This slicing and dicing of rights into different categories with different standards of review, and placing an extraordinarily onerous burden on certain rights, is pure judicial invention. Conservative-leaning judicial minimalists should reflect on the irony that their philosophy is rooted in the big-government agenda of the New Deal Era, and that among the Supreme Court’s most “minimalist” decisions—in the sense of showing extreme deference to the elected branches—are its most activist ones such as the refusal to enforce essentially any structural limits on federal power (Wickard, Raich).

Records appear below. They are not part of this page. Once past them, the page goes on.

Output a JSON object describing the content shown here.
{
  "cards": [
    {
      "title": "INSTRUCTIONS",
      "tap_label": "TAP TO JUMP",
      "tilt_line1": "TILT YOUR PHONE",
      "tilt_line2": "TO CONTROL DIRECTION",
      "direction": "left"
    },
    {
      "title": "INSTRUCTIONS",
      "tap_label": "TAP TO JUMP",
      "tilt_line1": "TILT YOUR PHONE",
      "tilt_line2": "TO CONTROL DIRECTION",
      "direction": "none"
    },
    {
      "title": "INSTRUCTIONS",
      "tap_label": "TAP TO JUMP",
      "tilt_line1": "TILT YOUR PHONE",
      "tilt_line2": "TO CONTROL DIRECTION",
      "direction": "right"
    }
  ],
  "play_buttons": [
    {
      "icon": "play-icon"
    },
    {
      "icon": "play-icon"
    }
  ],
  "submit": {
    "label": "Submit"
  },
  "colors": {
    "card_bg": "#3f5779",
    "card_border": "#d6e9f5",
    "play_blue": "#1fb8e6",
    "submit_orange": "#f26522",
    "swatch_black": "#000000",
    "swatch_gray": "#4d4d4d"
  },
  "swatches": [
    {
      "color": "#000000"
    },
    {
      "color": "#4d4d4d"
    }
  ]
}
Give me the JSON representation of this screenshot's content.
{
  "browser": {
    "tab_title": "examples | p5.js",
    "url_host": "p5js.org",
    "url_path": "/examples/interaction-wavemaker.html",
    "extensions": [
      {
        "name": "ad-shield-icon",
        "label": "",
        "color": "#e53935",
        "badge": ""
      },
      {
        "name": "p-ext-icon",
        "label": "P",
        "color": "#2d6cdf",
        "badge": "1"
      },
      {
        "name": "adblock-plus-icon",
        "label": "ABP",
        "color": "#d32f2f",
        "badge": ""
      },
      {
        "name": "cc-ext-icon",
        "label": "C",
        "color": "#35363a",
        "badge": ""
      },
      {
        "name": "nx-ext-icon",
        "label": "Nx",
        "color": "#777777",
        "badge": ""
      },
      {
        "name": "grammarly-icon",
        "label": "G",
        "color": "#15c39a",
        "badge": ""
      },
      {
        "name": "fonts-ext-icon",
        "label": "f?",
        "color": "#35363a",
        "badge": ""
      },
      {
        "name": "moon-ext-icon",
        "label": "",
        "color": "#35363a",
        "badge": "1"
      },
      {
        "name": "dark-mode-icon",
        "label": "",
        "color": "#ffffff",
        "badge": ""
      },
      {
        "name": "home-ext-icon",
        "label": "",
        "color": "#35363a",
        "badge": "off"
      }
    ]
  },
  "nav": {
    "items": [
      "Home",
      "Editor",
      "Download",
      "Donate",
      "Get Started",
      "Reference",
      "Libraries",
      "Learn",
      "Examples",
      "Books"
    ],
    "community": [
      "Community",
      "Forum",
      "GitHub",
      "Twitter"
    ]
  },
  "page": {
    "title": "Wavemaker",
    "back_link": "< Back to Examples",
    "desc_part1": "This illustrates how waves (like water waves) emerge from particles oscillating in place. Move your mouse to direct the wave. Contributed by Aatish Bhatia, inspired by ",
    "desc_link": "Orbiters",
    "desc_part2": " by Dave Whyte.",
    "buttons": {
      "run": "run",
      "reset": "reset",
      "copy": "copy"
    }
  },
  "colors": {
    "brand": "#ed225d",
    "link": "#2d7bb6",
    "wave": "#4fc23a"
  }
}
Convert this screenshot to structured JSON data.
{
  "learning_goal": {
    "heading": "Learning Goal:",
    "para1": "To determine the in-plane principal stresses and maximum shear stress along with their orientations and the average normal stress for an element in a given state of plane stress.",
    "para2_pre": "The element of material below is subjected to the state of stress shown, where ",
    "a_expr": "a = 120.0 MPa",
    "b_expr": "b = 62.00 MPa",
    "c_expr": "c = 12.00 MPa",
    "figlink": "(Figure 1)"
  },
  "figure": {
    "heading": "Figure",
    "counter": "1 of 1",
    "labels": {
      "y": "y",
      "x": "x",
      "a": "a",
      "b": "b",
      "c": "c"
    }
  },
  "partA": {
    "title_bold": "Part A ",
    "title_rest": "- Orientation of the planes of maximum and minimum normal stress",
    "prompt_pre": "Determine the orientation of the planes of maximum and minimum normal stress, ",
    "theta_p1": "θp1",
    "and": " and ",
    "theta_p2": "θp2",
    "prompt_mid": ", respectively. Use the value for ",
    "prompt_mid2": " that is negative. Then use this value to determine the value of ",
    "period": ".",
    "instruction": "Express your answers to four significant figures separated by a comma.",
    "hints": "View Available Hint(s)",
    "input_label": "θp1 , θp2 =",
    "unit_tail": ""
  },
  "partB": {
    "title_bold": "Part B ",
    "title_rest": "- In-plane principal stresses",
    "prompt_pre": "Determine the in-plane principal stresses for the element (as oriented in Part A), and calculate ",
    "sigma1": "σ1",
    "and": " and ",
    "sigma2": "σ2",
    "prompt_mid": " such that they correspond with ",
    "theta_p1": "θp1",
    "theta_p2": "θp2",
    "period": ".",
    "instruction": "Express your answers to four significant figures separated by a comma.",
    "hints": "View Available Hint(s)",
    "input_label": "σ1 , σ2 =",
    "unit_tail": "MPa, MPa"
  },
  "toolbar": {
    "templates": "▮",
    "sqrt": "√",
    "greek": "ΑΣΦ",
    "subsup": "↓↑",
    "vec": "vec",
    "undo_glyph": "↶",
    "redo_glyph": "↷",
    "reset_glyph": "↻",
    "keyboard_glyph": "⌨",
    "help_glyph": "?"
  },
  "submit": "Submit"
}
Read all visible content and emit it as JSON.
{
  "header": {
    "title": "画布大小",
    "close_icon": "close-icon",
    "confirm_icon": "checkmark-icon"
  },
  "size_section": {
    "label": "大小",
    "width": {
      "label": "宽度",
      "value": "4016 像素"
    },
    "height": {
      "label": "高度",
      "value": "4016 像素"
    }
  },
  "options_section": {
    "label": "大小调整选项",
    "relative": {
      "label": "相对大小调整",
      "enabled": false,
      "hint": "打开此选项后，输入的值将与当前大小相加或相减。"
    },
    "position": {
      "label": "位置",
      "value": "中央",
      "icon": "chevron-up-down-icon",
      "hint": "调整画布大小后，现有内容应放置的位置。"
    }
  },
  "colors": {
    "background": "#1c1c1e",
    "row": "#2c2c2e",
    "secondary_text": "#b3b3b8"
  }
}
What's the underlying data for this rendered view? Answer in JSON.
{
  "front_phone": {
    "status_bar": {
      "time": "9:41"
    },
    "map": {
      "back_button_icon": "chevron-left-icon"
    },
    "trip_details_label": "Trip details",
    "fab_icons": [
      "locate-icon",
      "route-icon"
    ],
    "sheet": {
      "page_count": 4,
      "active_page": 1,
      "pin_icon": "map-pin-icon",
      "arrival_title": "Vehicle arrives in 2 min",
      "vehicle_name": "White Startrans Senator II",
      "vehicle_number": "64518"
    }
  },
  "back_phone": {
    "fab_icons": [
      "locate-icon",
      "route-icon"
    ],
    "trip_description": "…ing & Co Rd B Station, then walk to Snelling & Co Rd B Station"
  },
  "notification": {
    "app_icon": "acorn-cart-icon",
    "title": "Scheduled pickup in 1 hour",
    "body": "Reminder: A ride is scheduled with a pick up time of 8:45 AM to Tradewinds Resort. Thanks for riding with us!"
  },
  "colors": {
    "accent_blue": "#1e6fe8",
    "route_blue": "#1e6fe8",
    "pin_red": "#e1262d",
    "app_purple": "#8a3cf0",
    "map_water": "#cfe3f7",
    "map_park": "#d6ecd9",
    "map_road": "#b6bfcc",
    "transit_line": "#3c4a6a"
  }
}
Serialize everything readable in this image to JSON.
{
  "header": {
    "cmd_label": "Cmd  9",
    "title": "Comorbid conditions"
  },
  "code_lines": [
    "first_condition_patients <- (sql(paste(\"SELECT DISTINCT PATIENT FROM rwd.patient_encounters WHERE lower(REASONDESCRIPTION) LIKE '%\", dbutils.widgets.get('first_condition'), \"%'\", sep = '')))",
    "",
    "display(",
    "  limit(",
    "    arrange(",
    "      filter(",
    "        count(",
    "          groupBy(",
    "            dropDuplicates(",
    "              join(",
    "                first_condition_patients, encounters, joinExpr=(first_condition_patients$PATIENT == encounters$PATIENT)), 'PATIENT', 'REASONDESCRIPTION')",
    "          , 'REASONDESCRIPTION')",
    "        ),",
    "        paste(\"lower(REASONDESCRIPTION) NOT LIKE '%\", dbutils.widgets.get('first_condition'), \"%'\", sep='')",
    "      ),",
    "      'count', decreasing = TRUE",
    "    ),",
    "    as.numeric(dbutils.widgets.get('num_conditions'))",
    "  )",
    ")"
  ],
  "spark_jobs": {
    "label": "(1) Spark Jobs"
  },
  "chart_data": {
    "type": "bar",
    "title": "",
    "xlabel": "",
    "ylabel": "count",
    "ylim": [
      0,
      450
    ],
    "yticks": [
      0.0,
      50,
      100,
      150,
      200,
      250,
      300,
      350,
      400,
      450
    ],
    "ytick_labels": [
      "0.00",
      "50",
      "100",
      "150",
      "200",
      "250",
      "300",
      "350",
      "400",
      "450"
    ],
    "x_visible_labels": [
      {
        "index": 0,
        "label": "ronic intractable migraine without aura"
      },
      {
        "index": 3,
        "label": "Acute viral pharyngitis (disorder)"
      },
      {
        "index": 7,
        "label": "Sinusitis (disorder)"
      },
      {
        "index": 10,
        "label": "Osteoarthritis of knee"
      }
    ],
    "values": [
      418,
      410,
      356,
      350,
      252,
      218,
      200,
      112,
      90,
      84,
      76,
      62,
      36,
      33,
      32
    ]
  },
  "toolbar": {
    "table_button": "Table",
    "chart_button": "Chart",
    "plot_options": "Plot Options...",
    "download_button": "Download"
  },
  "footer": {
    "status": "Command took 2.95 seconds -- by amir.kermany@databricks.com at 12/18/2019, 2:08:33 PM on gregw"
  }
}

There is no reason why the government’s legitimate functions—like protecting public health and safety—necessitate a standard of review in which courts are required to ignore pro-citizen facts, invent pro-government facts, and actively try to imagine reasons to uphold anything a legislature has done. Why is the truth antithetical to constitutional adjudication?
Not even the Supreme Court believes its own rhetoric about blind deference to legislatures. In the context of rational basis review, the Court pretends that legislative acts embody popular will and were created through a deliberative legislative process that must be respected at all costs. But in the campaign finance context, the Court uncritically accepts the premise that legislatures are corrupt or seem corrupt, and thus upholds massive restrictions on the First Amendment. How can the Court possibly reconcile its view of politics in the campaign finance context with its Pollyanna-perspective on legislatures in other contexts? (For the record, the solution to corrupt and activist legislatures is constitutional limits on their power, not campaign “reform” laws that vitiate rights to speak, assemble, and petition the government).
And if the rational basis test is so great, why not have it for everything? Pick a right you like and then think about what it would mean for that right to get rational basis review?
Fortunately for liberty and our clients in the bone marrow case, the Supreme Court also doesn’t believe its own rhetoric about the rational basis test. After all, if the standard were truly that government power will be upheld unless the citizen can “negative” every “conceivable” justification, then citizens would never win rational basis cases.
But they do. The Supreme Court has invalidated at least a dozen laws under the rational basis test. And there are literally hundreds of federal and state trial and appellate decisions doing the same in an array of contexts. They don’t do it often enough to provide our liberty with the protection it deserves, but courts certainly do protect citizens from irrational, arbitrary, and otherwise illegitimate uses of government power.
Tomorrow, I will discuss principled judicial engagement in the context of the bone marrow case and how to avoid falling into the trap of judicial activism.